Since everyone is citing the prior Dow 14,000 as the key point (I don’t agree about the significance, but let us join the discussion) let us compare the 2007 decline from that point to the current rally (data from Friday).
|Risk – SLFSI||-0.186||-0.536|
|Dieli Recession Odds Interpretation||Recession Watch 100%||9-month Recession Probability < 5%|
|Sources: Thomson/Reuters, St. Louis Fed, ECRI|
|Analysis by NewArc Investments, Inc.|
Even a cursory examination of the data shows that the market is much, much more attractive than it was in 2007 – even though that story had but one flaw.
Earnings expectations are much better. You are invited to look at my last comparison of this type, where I explain why this method is better than the alternatives.
The interest rate alternative investment is pretty lame. Those whose methods ignore the asset allocation alternatives as a method are now screaming that it is all unfair.
The financial risk is very low, the objective indicator for Europe. Any investor following this indicator would have known to ignore the headline risk about Europe.
And most importantly – the recession odds. This was the key problem in 2007. Bob Dieli’s indicator had all of his clients on warning. (I wish I had been one of them!) The current story is much different.
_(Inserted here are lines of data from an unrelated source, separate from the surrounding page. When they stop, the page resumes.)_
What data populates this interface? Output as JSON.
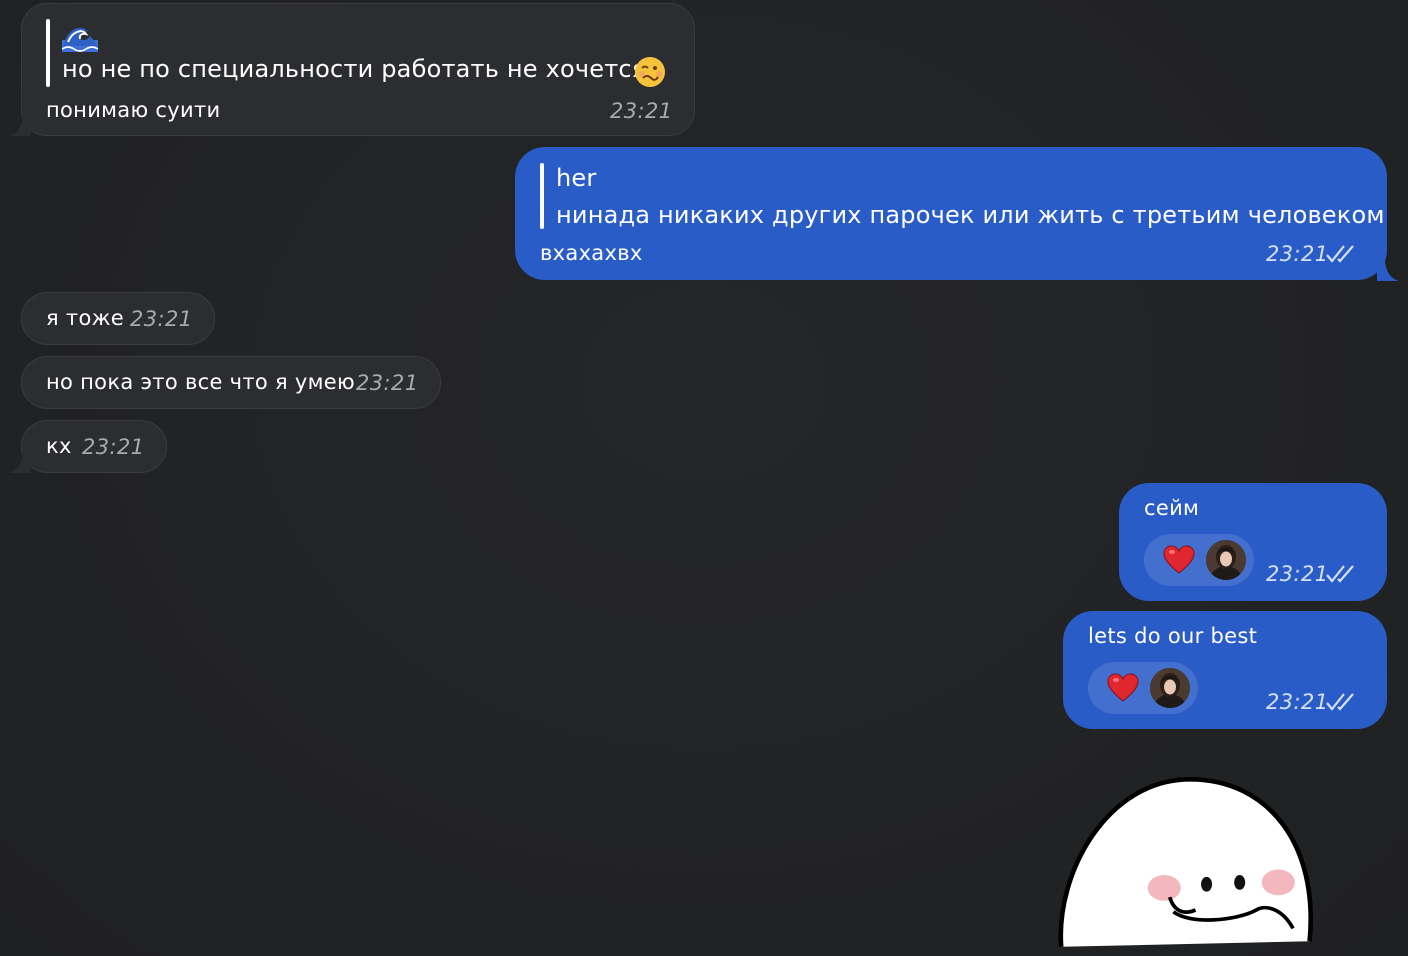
{
  "messages": [
    {
      "direction": "incoming",
      "reply_icon": "wave-emoji",
      "reply_text": "но не по специальности работать не хочется",
      "reply_emoji": "woozy-face-emoji",
      "text": "понимаю суити",
      "time": "23:21"
    },
    {
      "direction": "outgoing",
      "reply_author": "her",
      "reply_text": "нинада никаких других парочек или жить с третьим человеком",
      "text": "вхахахвх",
      "time": "23:21",
      "status_icon": "double-check-icon"
    },
    {
      "direction": "incoming",
      "text": "я тоже",
      "time": "23:21"
    },
    {
      "direction": "incoming",
      "text": "но пока это все что я умею",
      "time": "23:21"
    },
    {
      "direction": "incoming",
      "text": "кх",
      "time": "23:21"
    },
    {
      "direction": "outgoing",
      "text": "сейм",
      "time": "23:21",
      "reaction_icon": "red-heart-icon",
      "status_icon": "double-check-icon"
    },
    {
      "direction": "outgoing",
      "text": "lets do our best",
      "time": "23:21",
      "reaction_icon": "red-heart-icon",
      "status_icon": "double-check-icon"
    }
  ],
  "sticker": {
    "icon": "blushing-white-blob-sticker"
  },
  "colors": {
    "background": "#222325",
    "incoming_bubble": "#2c2d30",
    "outgoing_bubble": "#2a5cc8",
    "heart": "#e0262f"
  }
}
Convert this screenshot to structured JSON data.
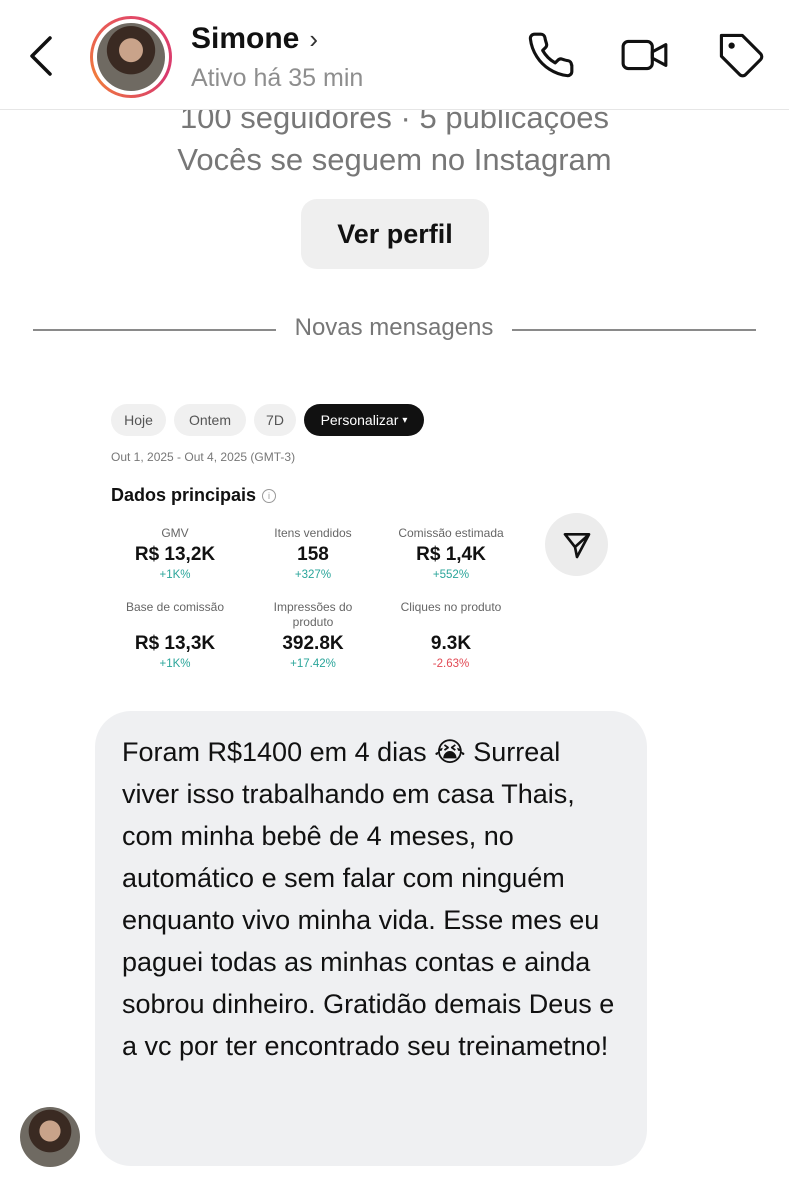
{
  "header": {
    "name": "Simone",
    "status": "Ativo há 35 min"
  },
  "profile": {
    "stats": "100 seguidores · 5 publicações",
    "follow_note": "Vocês se seguem no Instagram",
    "view_profile_label": "Ver perfil"
  },
  "divider_label": "Novas mensagens",
  "shared_image": {
    "filters": [
      "Hoje",
      "Ontem",
      "7D",
      "Personalizar"
    ],
    "date_range": "Out 1, 2025 - Out 4, 2025 (GMT-3)",
    "section_title": "Dados principais",
    "metrics": [
      {
        "label": "GMV",
        "value": "R$ 13,2K",
        "change": "+1K%"
      },
      {
        "label": "Itens vendidos",
        "value": "158",
        "change": "+327%"
      },
      {
        "label": "Comissão estimada",
        "value": "R$ 1,4K",
        "change": "+552%"
      },
      {
        "label": "Base de comissão",
        "value": "R$ 13,3K",
        "change": "+1K%"
      },
      {
        "label": "Impressões do produto",
        "value": "392.8K",
        "change": "+17.42%"
      },
      {
        "label": "Cliques no produto",
        "value": "9.3K",
        "change": "-2.63%"
      }
    ]
  },
  "message": {
    "text": "Foram R$1400 em 4 dias 😭 Surreal viver isso trabalhando em casa Thais, com minha bebê de 4 meses, no automático e sem falar com ninguém enquanto vivo minha vida. Esse mes eu paguei todas as minhas contas e ainda sobrou dinheiro. Gratidão demais Deus e a vc por ter encontrado seu treinametno!"
  },
  "colors": {
    "positive": "#2aa59a",
    "negative": "#e24a55",
    "bubble": "#eff0f2",
    "muted_text": "#8e8e8e"
  }
}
Individual investors are fearful at the bottom, slow to spot new trends, and called stupid whenever they climb aboard. There is no objective plan for market timing, and they have all been told that “buy and hold” is wrong.
This is why I recommend the following:
- Use data to adjust your viewpoint – not just absolute price.
- Actively manage your portfolio, looking for the best stocks and themes.
- Revise price targets regularly.
Ignore those who have been completely wrong, and who now call successful investors “dumb money.”